J. Seidelin*1, F. H. Bergenheim1, O. H. Nielsen1

1Herlev Hospital, University of Copenhagen, Department of Gastroenterology, Herlev, Denmark

Background

Enteroids have been shown to be able to engraft onto injured intestinal mucosa in murine experimental colitis models. This observation may provide an innovative approach to accomplish mucosal healing in patients with inflammatory bowel disease. Nevertheless, there are several issues to be resolved before this approach can be attempted in humans. One such issue is how to label and track transplanted cells. Hence, we investigated the applicability of a panel of non-gene modifying fluorescent dyes and nanoparticles, and whether labelled enteroids could be visualised using the clinically approved imaging modality, confocal laser endomicroscopy.

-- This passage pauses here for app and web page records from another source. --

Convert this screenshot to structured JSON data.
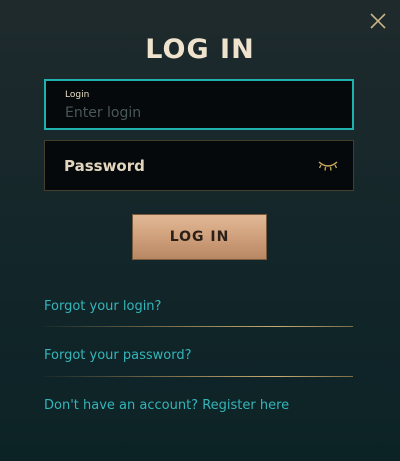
{
  "dialog": {
    "title": "LOG IN",
    "close_icon": "close-icon"
  },
  "login_field": {
    "label": "Login",
    "placeholder": "Enter login",
    "value": ""
  },
  "password_field": {
    "placeholder": "Password",
    "value": "",
    "toggle_icon": "eye-closed-icon"
  },
  "submit": {
    "label": "LOG IN"
  },
  "links": {
    "forgot_login": "Forgot your login?",
    "forgot_password": "Forgot your password?",
    "register": "Don't have an account? Register here"
  },
  "colors": {
    "accent_teal": "#1fb1ae",
    "link": "#34b5b9",
    "button_gold": "#cfa07b",
    "title": "#efe3cd"
  }
}
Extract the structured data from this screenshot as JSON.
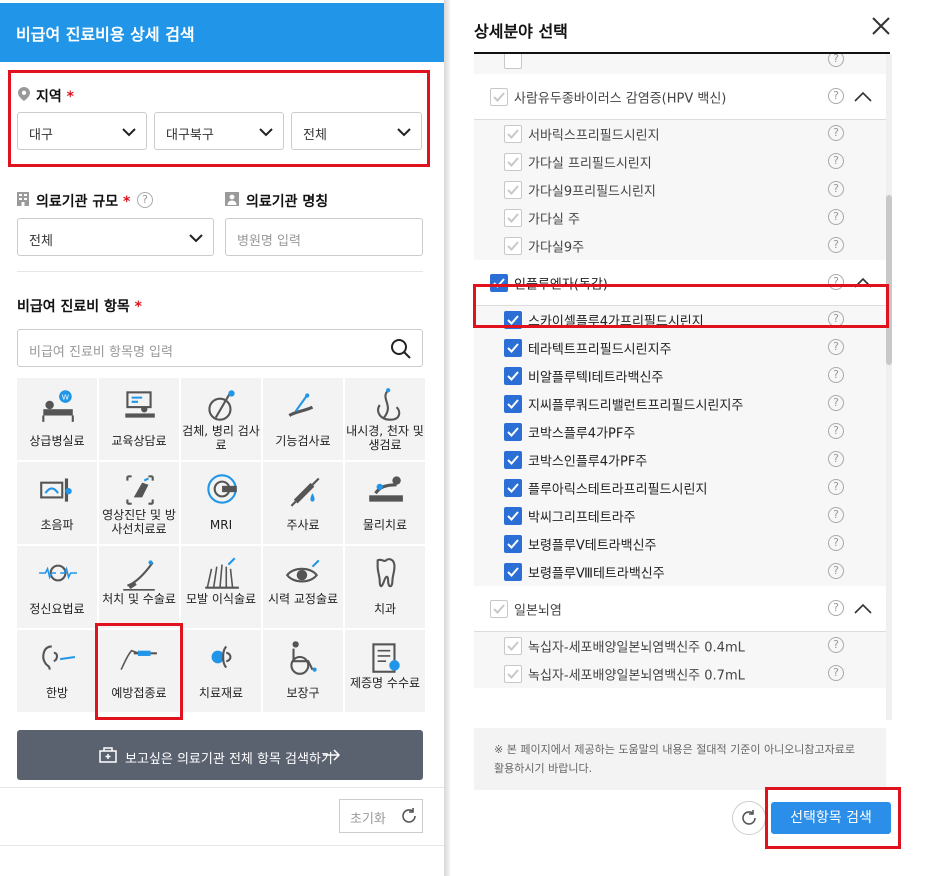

Methods

Intestinal biopsies were harvested from healthy human colonic mucosa, and enteroids were established using standard protocols. Enteroids were then attempted stained with fluorescein, a carbocyanine dye (CellBrite™), an inert membrane permeable dye, 5-chloromethylfluorescein diacetate (CMFDA; CellTracker™), quantum dots (QTracker™) and PLGA nanoparticles. Only 5–25 µM of CMFDA was found suitable, and staining homogeneity, durability, cell viability and enteroid forming capacity following single cell seeding were evaluated, together with visualisation of stained enteroids in vitro over time using endoscope-based confocal laser endomicroscopy.

Results

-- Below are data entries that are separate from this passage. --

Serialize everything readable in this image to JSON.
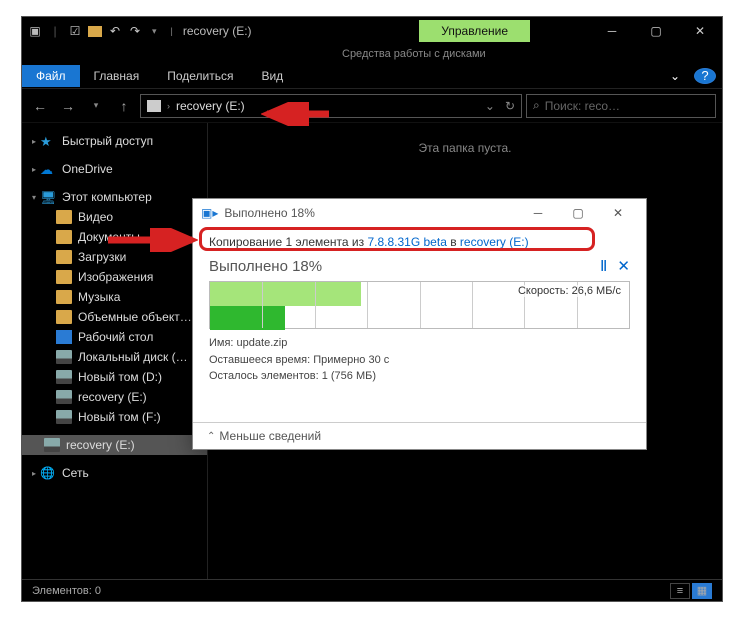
{
  "titlebar": {
    "title": "recovery (E:)"
  },
  "manage": {
    "label": "Управление",
    "sub": "Средства работы с дисками"
  },
  "ribbon": {
    "file": "Файл",
    "tabs": [
      "Главная",
      "Поделиться",
      "Вид"
    ],
    "help": "?",
    "chev": "⌄"
  },
  "addrbar": {
    "path": "recovery (E:)",
    "refresh": "↻",
    "back": "←",
    "forward": "→",
    "up": "↑",
    "search_placeholder": "Поиск: reco…",
    "dropdown": "⌄"
  },
  "content": {
    "empty": "Эта папка пуста."
  },
  "sidebar": {
    "quick": "Быстрый доступ",
    "onedrive": "OneDrive",
    "pc": "Этот компьютер",
    "items": [
      "Видео",
      "Документы",
      "Загрузки",
      "Изображения",
      "Музыка",
      "Объемные объект…",
      "Рабочий стол",
      "Локальный диск (…",
      "Новый том (D:)",
      "recovery (E:)",
      "Новый том (F:)"
    ],
    "selected": "recovery (E:)",
    "network": "Сеть"
  },
  "statusbar": {
    "elements": "Элементов: 0"
  },
  "dialog": {
    "percent": 18,
    "title": "Выполнено 18%",
    "copyline_prefix": "Копирование 1 элемента из ",
    "copyline_src": "7.8.8.31G beta",
    "copyline_mid": " в ",
    "copyline_dst": "recovery (E:)",
    "done": "Выполнено 18%",
    "pause": "Ⅱ",
    "cancel": "✕",
    "speed": "Скорость: 26,6 МБ/с",
    "details": {
      "name_label": "Имя:",
      "name": "update.zip",
      "remain_label": "Оставшееся время:",
      "remain": "Примерно 30 с",
      "items_label": "Осталось элементов:",
      "items": "1 (756 МБ)"
    },
    "fewer": "Меньше сведений"
  }
}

CMFDA efficiently and homogeneously stained all enteroids

Abstract PO39 – Figure 1

CMFDA stained enteroids. The viability and enteroid growth appeared to be unaffected by CMFDA staining

Abstract PO39 – Figure 2

Viability and enteroid forming capacity. (a, b) Whereas single cell seeding revealed a significant reduction in enteroid forming capacity with increasing dye concentration (c). No transfer of dye to unstained enteroids in co-cultures was observed. The CMFDA-derived fluorescent intensity of stained cells decreased in a linear fashion, with a t1/2 of approximately 24 h, and approached the background signal intensity after approximately 7 days. Furthermore, stained enteroids were easily identified in vitro using confocal laser endomicroscopy for a duration of at least 3 days (Figure 1b) .

Conclusion

It is plausible to track human intestinal enteroids using common fluorescent dyes (eg, CMFDA) and confocal laser endomicroscopy. This type of approach might clearly be limited to short-term tracking, which, however, may be sufficient to allow for confirmation of engraftment following transplantation.